The AKA representative let all the promotional hype and conflict slide—he’s put every drop of focus into solidifying his place as the one true champion of the light heavyweight division.
“Last time I fought Jon, I was a mess emotionally,” Cormier said. “Every time I went around him we were fighting and arguing. This time not so much. We bicker back and forth, but it’s not like last time where we were trying to get physical anytime we were in the same place. I know I’m in a much better place this time around, but if people need some intrigue and need to believe I’m on the edge then go ahead and believe that. I don’t mind. I know how I’m feeling and my team knows how my preparation is going. That’s all that matters.
“I took all the negativity and just let go of it,” he added. “I’m focused on the job I have to do and I believe I’ll get my hand raised.”
Of the emotions Cormier has discarded, one of the biggest issues the champion let go was how the public views him in comparison to Jones. During a press conference for their rematch that was initially slated to take place at UFC 197, Cormier publicly questioned why the crowd in attendance was booing him yet praising a fighter who had been suspended for legal troubles.
Unfortunately, an injury led Cormier to withdraw from the bout. Watching his replacement, Ovince Saint Preux, go the full 25 minutes with “Bones” helped Cormier reflect on why their protagonist and antagonist roles had been swapped.
“It’s a different situation,” Cormier said. “It was a case of absence making the heart grow fonder, and people missed Jon. When I watched him fight Ovince [Saint Preux] I was sitting off to the side and I kind of got the sense that I missed seeing him in that environment as well. Being completely honest, I missed him in that environment because that’s where he’s good. The guy can fight really well, he has confidence in himself and you can see that he’s where he belongs when he’s fighting. I can respect that about him.
“On the other hand, all the other stuff bothered me. I don’t like his irresponsibility and all of the other things he’s done, but I had to let that all go because it doesn’t really affect me. If it’s okay with the world then it’s okay with me. Why should I care? The only time I ever thought about any of it in the first place was from the perspective that the guy has so much to lose. If he’s okay with that then it’s fine by me.”

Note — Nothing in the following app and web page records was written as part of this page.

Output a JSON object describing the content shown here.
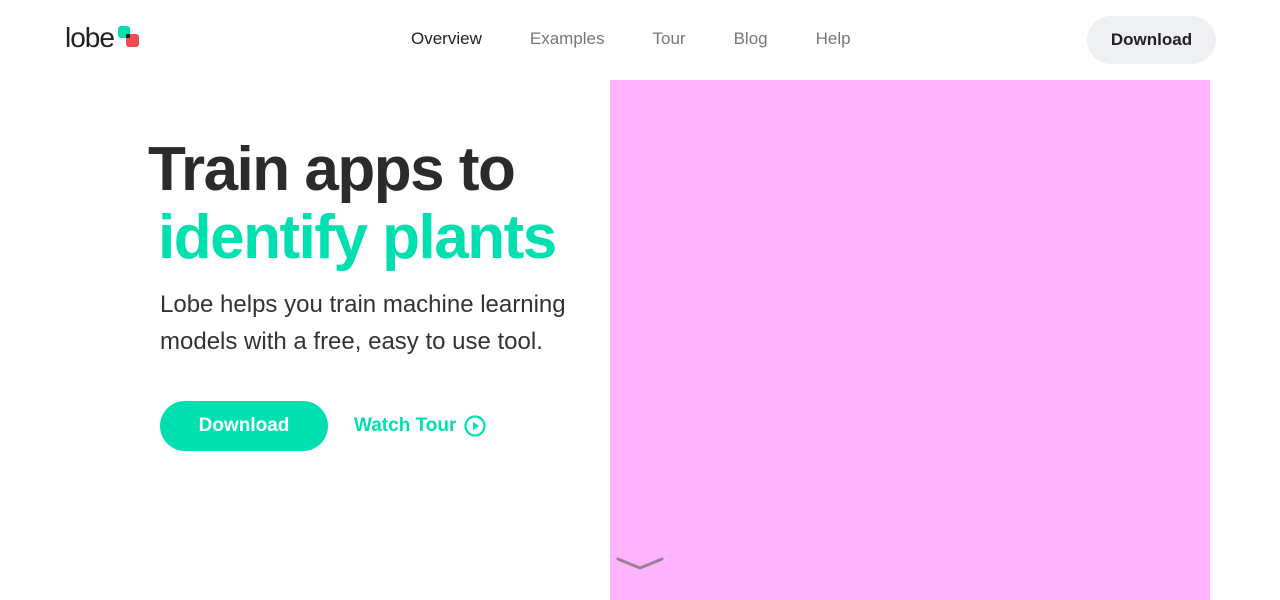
{
  "brand": {
    "name": "lobe",
    "colors": {
      "accent": "#00dfb0",
      "secondary": "#f04a55",
      "media_panel": "#ffb4ff"
    }
  },
  "nav": {
    "items": [
      {
        "label": "Overview",
        "active": true
      },
      {
        "label": "Examples",
        "active": false
      },
      {
        "label": "Tour",
        "active": false
      },
      {
        "label": "Blog",
        "active": false
      },
      {
        "label": "Help",
        "active": false
      }
    ]
  },
  "header": {
    "download_label": "Download"
  },
  "hero": {
    "title_line1": "Train apps to",
    "title_line2": "identify plants",
    "subtitle": "Lobe helps you train machine learning models with a free, easy to use tool.",
    "download_label": "Download",
    "watch_tour_label": "Watch Tour",
    "watch_tour_icon": "play-circle-icon",
    "scroll_icon": "chevron-down-icon"
  }
}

During the fight between Jones and Saint Preux, Cormier had other realizations as well. He’d spent an entire training camp preparing to face Jones at UFC 197, and during that time, invested the sweat equity into getting revenge on the only man to ever defeat him.
Since emerging on the UFC stage back in 2008, the Jackson/Winkeljohn-trained fighter has been a stylistic puzzle no one has ever solved due to Jones' unprecedented skill set and ability to adapt his game on the fly. Those attributes catapulted his name among the greatest fighters of all time, but it wasn’t the same Jones who showed up at UFC 197.

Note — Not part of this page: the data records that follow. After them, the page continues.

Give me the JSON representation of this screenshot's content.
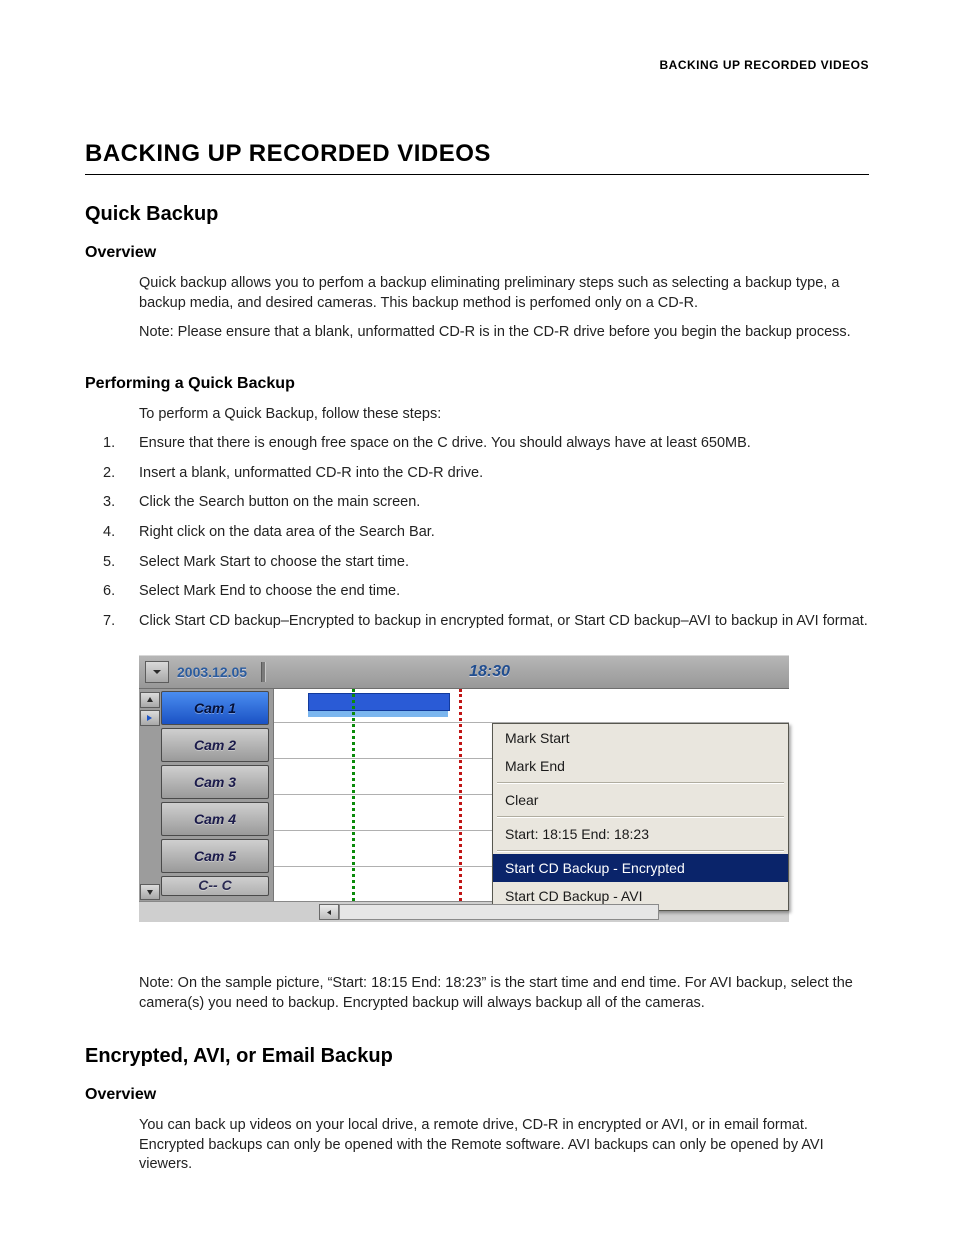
{
  "running_head": "BACKING UP RECORDED VIDEOS",
  "h1": "BACKING UP RECORDED VIDEOS",
  "quick": {
    "h2": "Quick Backup",
    "overview_h3": "Overview",
    "overview_p1": "Quick backup allows you to perfom a backup eliminating preliminary steps such as selecting a backup type, a backup media, and desired cameras. This backup method is perfomed only on a CD-R.",
    "overview_p2": "Note: Please ensure that a blank, unformatted CD-R is in the CD-R drive before you begin the backup process.",
    "perform_h3": "Performing a Quick Backup",
    "perform_intro": "To perform a Quick Backup, follow these steps:",
    "steps": [
      "Ensure that there is enough free space on the C drive. You should always have at least 650MB.",
      "Insert a blank, unformatted CD-R into the CD-R drive.",
      "Click the Search button on the main screen.",
      "Right click on the data area of the Search Bar.",
      "Select Mark Start to choose the start time.",
      "Select Mark End to choose the end time.",
      "Click Start CD backup–Encrypted to backup in encrypted format, or Start CD backup–AVI to backup in AVI format."
    ],
    "figure_note": "Note: On the sample picture, “Start: 18:15 End: 18:23” is the start time and end time. For AVI backup, select the camera(s) you need to backup. Encrypted backup will always backup all of the cameras."
  },
  "enc": {
    "h2": "Encrypted, AVI, or Email Backup",
    "overview_h3": "Overview",
    "overview_p1": "You can back up videos on your local drive, a remote drive, CD-R in encrypted or AVI, or in email format. Encrypted backups can only be opened with the Remote software. AVI backups can only be opened by AVI viewers."
  },
  "app": {
    "date": "2003.12.05",
    "time": "18:30",
    "cams": [
      "Cam 1",
      "Cam 2",
      "Cam 3",
      "Cam 4",
      "Cam 5"
    ],
    "cam_cut": "C-- C",
    "menu": {
      "mark_start": "Mark Start",
      "mark_end": "Mark End",
      "clear": "Clear",
      "range": "Start: 18:15  End: 18:23",
      "cd_enc": "Start CD Backup - Encrypted",
      "cd_avi": "Start CD Backup - AVI"
    }
  }
}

While the fresh-minted interim champion was criticized for his lack of dominance after spending more than a year away from the cage, it wasn’t the rust that stoked Cormier’s confidence. It was assurance that the hard work invested thus far has moved him one step closer to solving the Jones puzzle.
“If I got anything out of watching him fight Ovince, it was that my coaches and the new people we’ve brought in to help me prepare are on the right track,” Cormier said. “They saw and recognized things in Jon’s game, and everything they thought he would do he did in that fight. That gives me confidence in my team because it shows they’ve gathered all the right intel and they’ve mapped out the right attack if I’m going to use military terms.

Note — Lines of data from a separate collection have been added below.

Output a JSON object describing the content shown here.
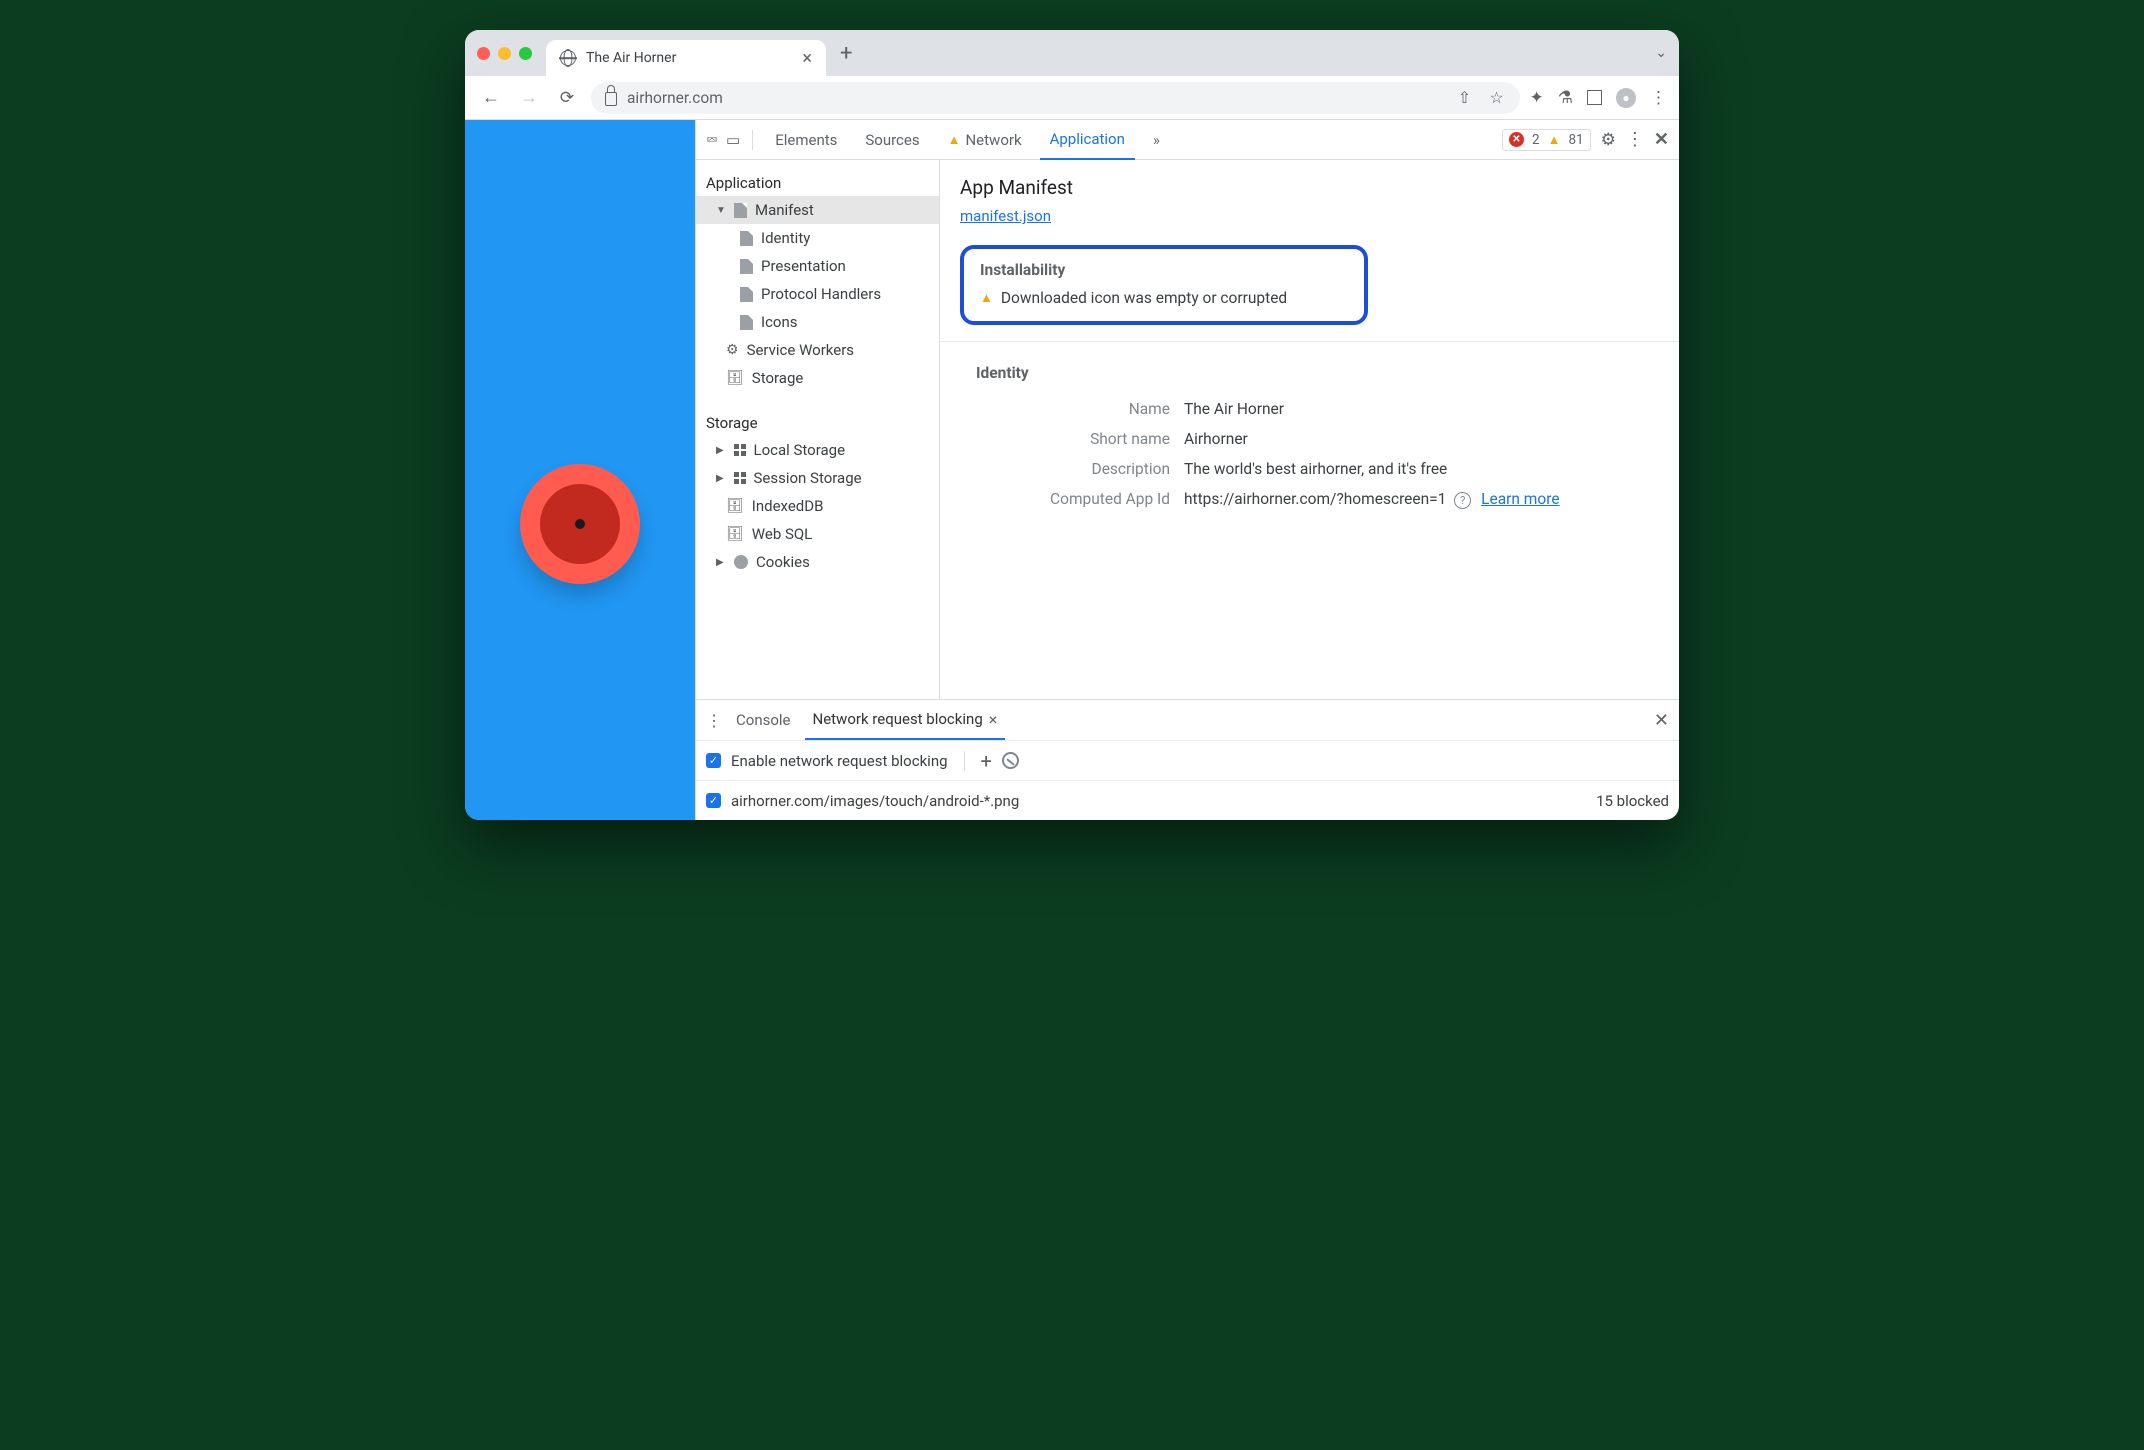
{
  "tab": {
    "title": "The Air Horner"
  },
  "omnibox": {
    "url": "airhorner.com"
  },
  "devtools": {
    "tabs": {
      "elements": "Elements",
      "sources": "Sources",
      "network": "Network",
      "application": "Application"
    },
    "errors": "2",
    "warnings": "81"
  },
  "sidebar": {
    "application": {
      "title": "Application",
      "items": {
        "manifest": "Manifest",
        "identity": "Identity",
        "presentation": "Presentation",
        "protocol": "Protocol Handlers",
        "icons": "Icons",
        "service_workers": "Service Workers",
        "storage": "Storage"
      }
    },
    "storage": {
      "title": "Storage",
      "items": {
        "local": "Local Storage",
        "session": "Session Storage",
        "idb": "IndexedDB",
        "websql": "Web SQL",
        "cookies": "Cookies"
      }
    }
  },
  "manifest": {
    "heading": "App Manifest",
    "link": "manifest.json",
    "installability": {
      "title": "Installability",
      "message": "Downloaded icon was empty or corrupted"
    },
    "identity": {
      "title": "Identity",
      "name_label": "Name",
      "name_value": "The Air Horner",
      "short_label": "Short name",
      "short_value": "Airhorner",
      "desc_label": "Description",
      "desc_value": "The world's best airhorner, and it's free",
      "appid_label": "Computed App Id",
      "appid_value": "https://airhorner.com/?homescreen=1",
      "learn_more": "Learn more"
    }
  },
  "drawer": {
    "console": "Console",
    "nrb": "Network request blocking",
    "enable_label": "Enable network request blocking",
    "pattern": "airhorner.com/images/touch/android-*.png",
    "blocked": "15 blocked"
  }
}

“Sitting and watching him fight I wasn’t gaining confidence because he was rusty and me thinking I can beat him because of that. I gained confidence because it really proved that my team and I really were on the correct path to victory, and I’m going right back to work to pick up where we left off.”